  • English wiktionary has the etymology for dream, and Russian wiktionary has the etymology for дрёма: Родственно лат. dormiō, dormīre «спать», далее, др.-инд. drā́ti, drā́yatē «спит», греч. δαρθάνω «сплю», аор. ἔδραθε. Восходит к праиндоевр. *dre- «спать». Nov 18, 2019 at 11:45
  • @Adam Bittlingmayer American Heritage dictionary says the etymology of dream is unknown.
    – Anixx
    Nov 18, 2019 at 11:49
  • The key sources claiming no known etymology or a distinct etymology is "relevant information". Nov 18, 2019 at 12:09
  • Completely unrelated question, are Ru да́лее, (dáleje), Ukr да́лі (dáli), etc. (comparative of dal "far") akin to Ger mach dalli "go on, hurry up; make dalli"? Indeed, "from Polish dalej" [en.wt] also cp eg. Danish derefter (obv ~*thereafter*), with Slav. dal perhaps likewise related to dat*(I can hardly read the ru.wiktionary ety under да́лее). Cp. *telepathy.
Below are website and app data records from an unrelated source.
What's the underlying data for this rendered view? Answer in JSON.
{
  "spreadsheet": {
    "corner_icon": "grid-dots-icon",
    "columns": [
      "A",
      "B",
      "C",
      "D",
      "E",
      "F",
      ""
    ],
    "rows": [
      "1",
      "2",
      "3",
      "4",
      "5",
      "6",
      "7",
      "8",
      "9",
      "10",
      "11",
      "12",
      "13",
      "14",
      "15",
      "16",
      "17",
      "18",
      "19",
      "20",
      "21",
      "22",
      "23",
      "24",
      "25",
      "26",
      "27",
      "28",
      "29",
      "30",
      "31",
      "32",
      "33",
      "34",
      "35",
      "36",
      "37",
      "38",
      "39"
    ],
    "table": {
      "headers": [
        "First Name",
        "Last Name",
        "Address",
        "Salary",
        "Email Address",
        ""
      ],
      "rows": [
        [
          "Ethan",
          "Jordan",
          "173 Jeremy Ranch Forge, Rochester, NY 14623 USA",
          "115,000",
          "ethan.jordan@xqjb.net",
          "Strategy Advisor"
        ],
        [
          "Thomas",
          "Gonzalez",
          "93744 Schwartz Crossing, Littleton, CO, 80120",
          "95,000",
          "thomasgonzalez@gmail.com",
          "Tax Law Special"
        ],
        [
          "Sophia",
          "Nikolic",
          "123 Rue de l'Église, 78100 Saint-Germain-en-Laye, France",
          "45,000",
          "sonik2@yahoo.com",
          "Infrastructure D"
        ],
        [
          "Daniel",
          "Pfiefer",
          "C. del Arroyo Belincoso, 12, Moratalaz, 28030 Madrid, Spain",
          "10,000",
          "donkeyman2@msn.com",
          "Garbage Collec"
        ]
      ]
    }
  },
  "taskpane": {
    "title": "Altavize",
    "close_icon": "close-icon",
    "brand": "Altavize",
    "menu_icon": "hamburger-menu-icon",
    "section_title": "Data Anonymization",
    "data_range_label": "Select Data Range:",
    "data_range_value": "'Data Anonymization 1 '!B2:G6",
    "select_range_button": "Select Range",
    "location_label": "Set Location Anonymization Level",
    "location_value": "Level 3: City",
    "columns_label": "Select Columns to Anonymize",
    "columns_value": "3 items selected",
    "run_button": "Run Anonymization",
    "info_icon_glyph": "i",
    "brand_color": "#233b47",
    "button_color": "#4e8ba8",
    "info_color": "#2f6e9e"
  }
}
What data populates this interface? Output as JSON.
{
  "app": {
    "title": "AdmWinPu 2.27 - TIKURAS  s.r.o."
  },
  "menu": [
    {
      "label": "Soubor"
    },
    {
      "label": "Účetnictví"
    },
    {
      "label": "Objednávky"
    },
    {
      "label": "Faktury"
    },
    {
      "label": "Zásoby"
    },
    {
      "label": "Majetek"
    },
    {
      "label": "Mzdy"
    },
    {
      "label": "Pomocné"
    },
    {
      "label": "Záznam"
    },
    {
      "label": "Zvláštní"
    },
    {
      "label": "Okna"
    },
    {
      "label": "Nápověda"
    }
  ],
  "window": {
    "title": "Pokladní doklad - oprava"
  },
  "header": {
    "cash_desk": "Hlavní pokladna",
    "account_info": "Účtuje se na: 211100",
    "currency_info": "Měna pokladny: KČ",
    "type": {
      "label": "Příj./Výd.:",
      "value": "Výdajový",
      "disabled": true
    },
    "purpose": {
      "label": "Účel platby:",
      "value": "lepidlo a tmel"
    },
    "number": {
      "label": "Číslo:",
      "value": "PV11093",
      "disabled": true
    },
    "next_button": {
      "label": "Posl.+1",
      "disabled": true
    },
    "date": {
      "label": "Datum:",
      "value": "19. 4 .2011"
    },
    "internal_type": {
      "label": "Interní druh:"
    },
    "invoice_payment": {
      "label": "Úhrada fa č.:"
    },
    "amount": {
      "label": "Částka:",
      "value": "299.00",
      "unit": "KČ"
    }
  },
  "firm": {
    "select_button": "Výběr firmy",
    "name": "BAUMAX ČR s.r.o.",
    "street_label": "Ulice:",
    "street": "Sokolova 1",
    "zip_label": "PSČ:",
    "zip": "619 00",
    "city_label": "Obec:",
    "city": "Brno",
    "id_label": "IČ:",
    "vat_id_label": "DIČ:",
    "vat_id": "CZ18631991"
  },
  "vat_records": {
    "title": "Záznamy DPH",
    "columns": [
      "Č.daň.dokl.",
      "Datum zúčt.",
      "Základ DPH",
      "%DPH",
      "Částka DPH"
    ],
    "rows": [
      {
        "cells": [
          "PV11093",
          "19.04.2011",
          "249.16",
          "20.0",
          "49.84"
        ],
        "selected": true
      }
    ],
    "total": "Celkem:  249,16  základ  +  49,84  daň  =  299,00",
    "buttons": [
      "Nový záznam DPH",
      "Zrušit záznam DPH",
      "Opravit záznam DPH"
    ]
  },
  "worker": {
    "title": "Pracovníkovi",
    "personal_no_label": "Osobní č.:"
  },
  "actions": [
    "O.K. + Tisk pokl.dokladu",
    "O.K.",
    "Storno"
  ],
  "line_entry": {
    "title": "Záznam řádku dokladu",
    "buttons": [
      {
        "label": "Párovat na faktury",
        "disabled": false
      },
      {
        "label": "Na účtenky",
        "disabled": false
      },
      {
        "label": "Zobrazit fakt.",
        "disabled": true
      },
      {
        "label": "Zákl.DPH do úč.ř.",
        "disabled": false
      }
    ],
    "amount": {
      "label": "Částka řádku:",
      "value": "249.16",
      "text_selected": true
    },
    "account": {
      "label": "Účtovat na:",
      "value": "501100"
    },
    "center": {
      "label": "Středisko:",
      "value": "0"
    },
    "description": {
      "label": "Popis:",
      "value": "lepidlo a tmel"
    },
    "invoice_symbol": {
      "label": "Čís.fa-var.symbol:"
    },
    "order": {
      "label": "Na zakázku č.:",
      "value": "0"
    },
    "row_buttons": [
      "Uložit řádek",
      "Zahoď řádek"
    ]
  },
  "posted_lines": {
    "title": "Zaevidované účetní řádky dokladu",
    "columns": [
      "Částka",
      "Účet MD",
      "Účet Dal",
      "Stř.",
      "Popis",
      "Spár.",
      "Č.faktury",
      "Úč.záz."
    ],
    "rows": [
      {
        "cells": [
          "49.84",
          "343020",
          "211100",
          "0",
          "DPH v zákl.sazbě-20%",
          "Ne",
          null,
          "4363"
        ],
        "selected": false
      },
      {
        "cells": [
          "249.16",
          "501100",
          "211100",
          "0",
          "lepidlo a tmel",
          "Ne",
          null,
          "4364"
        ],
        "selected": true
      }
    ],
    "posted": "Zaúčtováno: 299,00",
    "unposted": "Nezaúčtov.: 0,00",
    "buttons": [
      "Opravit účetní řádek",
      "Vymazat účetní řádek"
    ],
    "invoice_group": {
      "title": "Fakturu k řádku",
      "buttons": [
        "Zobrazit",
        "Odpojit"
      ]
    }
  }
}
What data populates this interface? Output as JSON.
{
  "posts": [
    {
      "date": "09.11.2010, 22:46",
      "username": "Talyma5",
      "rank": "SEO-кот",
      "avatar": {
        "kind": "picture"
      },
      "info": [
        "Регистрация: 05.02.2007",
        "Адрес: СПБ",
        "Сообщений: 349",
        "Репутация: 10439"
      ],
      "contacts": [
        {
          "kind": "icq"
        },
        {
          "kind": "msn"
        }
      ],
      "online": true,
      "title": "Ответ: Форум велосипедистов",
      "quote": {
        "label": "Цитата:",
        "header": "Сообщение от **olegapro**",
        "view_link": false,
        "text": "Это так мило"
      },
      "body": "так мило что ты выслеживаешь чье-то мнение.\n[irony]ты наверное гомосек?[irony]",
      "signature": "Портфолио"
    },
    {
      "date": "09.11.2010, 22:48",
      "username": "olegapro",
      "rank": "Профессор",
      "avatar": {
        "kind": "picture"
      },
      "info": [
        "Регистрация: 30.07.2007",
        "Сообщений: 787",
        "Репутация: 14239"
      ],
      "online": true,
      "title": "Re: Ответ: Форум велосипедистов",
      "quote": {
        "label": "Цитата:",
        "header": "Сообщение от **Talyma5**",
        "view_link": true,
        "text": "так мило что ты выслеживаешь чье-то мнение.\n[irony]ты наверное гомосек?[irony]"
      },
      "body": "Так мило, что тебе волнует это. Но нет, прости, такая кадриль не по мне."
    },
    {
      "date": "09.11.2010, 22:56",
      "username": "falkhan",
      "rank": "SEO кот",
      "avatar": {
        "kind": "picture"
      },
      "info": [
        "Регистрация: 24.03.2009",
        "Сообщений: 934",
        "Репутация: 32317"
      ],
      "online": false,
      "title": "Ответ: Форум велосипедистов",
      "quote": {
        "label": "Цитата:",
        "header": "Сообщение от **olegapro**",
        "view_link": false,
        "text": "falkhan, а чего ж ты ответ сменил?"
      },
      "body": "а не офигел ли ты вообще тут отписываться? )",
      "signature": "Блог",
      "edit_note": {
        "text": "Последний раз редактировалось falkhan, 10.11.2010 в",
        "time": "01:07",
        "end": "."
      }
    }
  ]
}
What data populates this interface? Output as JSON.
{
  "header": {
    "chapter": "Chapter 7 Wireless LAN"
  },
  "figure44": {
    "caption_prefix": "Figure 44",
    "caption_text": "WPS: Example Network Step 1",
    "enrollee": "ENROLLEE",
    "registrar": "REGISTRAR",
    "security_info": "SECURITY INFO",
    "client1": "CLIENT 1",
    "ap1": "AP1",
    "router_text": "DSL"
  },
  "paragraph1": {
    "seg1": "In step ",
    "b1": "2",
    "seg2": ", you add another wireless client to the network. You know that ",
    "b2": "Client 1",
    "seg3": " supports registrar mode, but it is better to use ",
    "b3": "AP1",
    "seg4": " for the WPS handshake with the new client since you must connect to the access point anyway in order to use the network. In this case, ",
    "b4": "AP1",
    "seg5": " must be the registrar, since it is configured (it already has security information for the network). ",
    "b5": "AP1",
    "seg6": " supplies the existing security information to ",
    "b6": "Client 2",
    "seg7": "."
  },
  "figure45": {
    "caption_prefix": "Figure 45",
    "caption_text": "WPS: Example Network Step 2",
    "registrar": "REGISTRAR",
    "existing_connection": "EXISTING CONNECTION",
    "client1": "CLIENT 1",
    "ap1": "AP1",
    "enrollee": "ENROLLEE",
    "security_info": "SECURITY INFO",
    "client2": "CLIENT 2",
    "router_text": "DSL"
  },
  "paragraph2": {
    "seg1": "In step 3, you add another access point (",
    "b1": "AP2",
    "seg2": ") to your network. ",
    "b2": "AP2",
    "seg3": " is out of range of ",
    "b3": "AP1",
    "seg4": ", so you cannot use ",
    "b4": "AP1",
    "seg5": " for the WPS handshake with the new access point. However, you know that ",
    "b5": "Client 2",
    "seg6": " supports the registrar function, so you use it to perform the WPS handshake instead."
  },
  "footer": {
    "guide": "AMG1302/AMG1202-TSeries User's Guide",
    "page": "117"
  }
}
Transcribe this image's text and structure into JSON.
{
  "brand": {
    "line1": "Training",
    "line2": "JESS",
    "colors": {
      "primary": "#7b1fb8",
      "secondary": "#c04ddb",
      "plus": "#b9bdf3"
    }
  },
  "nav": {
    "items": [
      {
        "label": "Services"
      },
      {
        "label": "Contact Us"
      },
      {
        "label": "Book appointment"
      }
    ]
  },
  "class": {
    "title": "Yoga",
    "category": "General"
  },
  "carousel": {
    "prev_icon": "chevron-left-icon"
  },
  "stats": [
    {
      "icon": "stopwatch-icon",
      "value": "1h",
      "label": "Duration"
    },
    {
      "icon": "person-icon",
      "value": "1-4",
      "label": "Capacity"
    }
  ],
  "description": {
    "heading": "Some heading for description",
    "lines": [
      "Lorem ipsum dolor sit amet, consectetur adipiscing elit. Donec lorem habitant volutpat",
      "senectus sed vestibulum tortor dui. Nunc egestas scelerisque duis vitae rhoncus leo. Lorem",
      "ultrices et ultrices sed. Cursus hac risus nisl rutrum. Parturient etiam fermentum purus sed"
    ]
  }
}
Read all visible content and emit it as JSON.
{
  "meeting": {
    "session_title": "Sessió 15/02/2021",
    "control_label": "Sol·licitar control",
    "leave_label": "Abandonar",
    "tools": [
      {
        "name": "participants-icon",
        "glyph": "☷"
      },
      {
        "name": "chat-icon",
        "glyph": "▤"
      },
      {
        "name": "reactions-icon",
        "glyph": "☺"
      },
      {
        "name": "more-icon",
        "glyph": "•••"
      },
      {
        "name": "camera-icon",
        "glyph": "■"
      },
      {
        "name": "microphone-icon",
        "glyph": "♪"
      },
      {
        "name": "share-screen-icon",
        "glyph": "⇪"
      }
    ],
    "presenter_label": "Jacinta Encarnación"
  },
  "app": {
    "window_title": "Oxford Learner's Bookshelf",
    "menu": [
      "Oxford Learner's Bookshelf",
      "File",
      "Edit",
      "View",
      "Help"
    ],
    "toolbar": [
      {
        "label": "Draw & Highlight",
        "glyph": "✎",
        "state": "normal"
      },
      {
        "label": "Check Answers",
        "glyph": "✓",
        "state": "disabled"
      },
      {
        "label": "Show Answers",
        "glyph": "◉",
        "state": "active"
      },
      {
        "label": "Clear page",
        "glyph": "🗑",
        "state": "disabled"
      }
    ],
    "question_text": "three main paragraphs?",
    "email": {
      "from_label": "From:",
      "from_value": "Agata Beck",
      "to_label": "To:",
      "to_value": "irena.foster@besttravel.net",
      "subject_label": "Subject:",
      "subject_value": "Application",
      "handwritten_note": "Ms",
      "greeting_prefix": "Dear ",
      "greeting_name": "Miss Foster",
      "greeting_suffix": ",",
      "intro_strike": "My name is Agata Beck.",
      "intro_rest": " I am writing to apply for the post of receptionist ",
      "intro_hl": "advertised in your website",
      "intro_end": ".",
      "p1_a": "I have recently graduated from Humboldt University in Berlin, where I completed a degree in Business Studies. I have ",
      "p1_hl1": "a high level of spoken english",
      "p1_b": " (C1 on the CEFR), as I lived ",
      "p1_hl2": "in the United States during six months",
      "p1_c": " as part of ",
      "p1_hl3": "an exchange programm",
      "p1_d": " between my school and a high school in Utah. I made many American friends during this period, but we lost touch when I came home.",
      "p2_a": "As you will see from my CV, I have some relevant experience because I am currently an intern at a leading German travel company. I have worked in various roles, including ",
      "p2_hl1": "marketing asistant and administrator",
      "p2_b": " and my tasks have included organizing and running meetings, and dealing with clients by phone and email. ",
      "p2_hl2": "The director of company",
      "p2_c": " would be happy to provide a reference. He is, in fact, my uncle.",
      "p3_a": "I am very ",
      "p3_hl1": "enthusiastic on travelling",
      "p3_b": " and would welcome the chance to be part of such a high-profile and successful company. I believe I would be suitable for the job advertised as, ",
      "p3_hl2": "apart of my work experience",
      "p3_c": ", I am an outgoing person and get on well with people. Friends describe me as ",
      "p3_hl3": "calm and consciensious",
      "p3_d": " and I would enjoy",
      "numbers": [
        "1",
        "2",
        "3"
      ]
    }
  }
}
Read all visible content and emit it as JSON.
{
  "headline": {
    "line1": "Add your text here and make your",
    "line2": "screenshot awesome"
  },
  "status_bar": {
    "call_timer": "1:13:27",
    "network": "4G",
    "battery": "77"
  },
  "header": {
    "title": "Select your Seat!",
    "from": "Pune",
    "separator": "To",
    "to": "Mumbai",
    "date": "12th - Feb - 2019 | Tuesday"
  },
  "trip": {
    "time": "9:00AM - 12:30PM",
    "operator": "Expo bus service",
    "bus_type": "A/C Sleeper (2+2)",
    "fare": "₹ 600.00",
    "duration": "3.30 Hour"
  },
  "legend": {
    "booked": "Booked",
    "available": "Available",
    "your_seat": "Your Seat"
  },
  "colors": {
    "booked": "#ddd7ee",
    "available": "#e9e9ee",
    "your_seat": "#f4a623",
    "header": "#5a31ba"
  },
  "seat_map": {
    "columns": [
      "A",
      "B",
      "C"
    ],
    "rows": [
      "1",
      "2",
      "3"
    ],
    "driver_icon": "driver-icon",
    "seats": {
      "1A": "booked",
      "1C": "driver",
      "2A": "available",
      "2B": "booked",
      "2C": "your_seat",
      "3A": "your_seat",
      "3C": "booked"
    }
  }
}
In a very ironic way, this might be not so off-topic, if you know what I mean.
    – vectory
    Nov 18, 2019 at 17:26
  • Also note Sanskr drati "run", which I like to cp to G drahtig "sporty, flexible", usually understood as "like thread [Draht]"; also cp AGr drom "[e.g. velo-]drome", or other words deriving "path". Alas, I'm commiting formating mistakes again--it's literally insane.
    – vectory
    Nov 18, 2019 at 17:36

1 Answer 1


First, Russian дремать 'sleep' (дрёма 'a nap' is derived from this verb) and Latin dormio 'sleep' (> dormito 'feel sleepy') are cognate (Горяев; Trautmann; Преображенский; Berneker; Младенов; Boisacq; Vasmer; Machek; Slawski; Pokorny; Buck; etc.). Where did you find Latin "dormatio"?

Second, English dream has no plausible reconstruction even on Proto-Germanic level, ref. at least Oxford Dictionary of English. There are semantic reasons why etymologists are not eager to postulate a protoform, more on this read, for example, here: https://www.etymonline.com/search?q=dream.

Since the aforesaid, dream is unlikely to be cognate for Russian дрёма and Latin dormio though the latter obviously are.

Some Russian scholars (Шанский et al) claim that German Traum (of which English dream is a cognate) shares the same root with Russian дремать. Nevertheless, this seems doubtful in the absence of special comments on the English etymology (see above).

Trustworthy Etymological Dictionary of Slavic Languages does not mention any German cognates:

enter image description here

Your Answer

By clicking “Post Your Answer”, you agree to our terms of service and acknowledge you have read our privacy policy.

Not the answer you're looking for? Browse other questions tagged or ask your own question.